Would you set down every line of the data below exactly as it reads?

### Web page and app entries
######
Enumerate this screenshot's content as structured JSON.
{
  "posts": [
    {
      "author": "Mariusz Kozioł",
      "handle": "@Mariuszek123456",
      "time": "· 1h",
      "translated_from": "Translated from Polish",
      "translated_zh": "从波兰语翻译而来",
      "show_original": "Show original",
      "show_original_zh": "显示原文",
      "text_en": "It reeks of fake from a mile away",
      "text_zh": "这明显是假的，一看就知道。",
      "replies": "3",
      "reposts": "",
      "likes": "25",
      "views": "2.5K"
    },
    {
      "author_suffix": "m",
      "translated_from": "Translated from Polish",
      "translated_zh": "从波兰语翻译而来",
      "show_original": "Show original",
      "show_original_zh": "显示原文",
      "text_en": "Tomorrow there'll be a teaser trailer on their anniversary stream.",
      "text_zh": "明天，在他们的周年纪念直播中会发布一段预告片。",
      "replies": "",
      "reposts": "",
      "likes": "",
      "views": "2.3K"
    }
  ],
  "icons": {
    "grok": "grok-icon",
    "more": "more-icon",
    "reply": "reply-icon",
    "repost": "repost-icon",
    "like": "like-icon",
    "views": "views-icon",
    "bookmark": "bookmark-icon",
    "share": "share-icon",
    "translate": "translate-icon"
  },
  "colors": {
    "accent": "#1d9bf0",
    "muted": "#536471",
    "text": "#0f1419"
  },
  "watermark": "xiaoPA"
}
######
### EXERCISE ANSWER
Enumerate this screenshot's content as structured JSON.
{
  "posts": [
    {
      "author": "Mariusz Kozioł",
      "handle": "@Mariuszek123456",
      "time": "· 1h",
      "translated_from": "Translated from Polish",
      "translated_zh": "从波兰语翻译而来",
      "show_original": "Show original",
      "show_original_zh": "显示原文",
      "text_en": "It reeks of fake from a mile away",
      "text_zh": "这明显是假的，一看就知道。",
      "replies": "3",
      "reposts": "",
      "likes": "25",
      "views": "2.5K"
    },
    {
      "author_suffix": "m",
      "translated_from": "Translated from Polish",
      "translated_zh": "从波兰语翻译而来",
      "show_original": "Show original",
      "show_original_zh": "显示原文",
      "text_en": "Tomorrow there'll be a teaser trailer on their anniversary stream.",
      "text_zh": "明天，在他们的周年纪念直播中会发布一段预告片。",
      "replies": "",
      "reposts": "",
      "likes": "",
      "views": "2.3K"
    }
  ],
  "icons": {
    "grok": "grok-icon",
    "more": "more-icon",
    "reply": "reply-icon",
    "repost": "repost-icon",
    "like": "like-icon",
    "views": "views-icon",
    "bookmark": "bookmark-icon",
    "share": "share-icon",
    "translate": "translate-icon"
  },
  "colors": {
    "accent": "#1d9bf0",
    "muted": "#536471",
    "text": "#0f1419"
  },
  "watermark": "xiaoPA"
}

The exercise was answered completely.